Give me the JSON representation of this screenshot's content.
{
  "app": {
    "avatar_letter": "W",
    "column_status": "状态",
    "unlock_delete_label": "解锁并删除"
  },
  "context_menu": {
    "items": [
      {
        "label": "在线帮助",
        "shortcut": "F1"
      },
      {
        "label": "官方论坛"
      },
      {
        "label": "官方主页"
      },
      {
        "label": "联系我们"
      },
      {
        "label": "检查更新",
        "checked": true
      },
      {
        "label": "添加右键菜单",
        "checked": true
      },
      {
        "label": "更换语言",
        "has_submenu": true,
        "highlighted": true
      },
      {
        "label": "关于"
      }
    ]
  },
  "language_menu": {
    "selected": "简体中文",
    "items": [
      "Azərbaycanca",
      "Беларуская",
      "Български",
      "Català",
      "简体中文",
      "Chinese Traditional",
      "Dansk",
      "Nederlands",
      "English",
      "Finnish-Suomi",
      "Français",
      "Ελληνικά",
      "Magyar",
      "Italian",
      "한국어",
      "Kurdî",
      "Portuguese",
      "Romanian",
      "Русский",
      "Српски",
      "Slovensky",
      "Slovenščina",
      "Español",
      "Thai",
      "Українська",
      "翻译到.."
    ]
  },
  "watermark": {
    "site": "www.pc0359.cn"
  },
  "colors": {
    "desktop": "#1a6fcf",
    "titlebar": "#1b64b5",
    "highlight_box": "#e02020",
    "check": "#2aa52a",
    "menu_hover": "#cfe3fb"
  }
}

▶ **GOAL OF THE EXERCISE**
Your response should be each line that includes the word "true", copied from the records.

▶ **WRITTEN ANSWER**
        "checked": true
        "checked": true
        "has_submenu": true,
        "highlighted": true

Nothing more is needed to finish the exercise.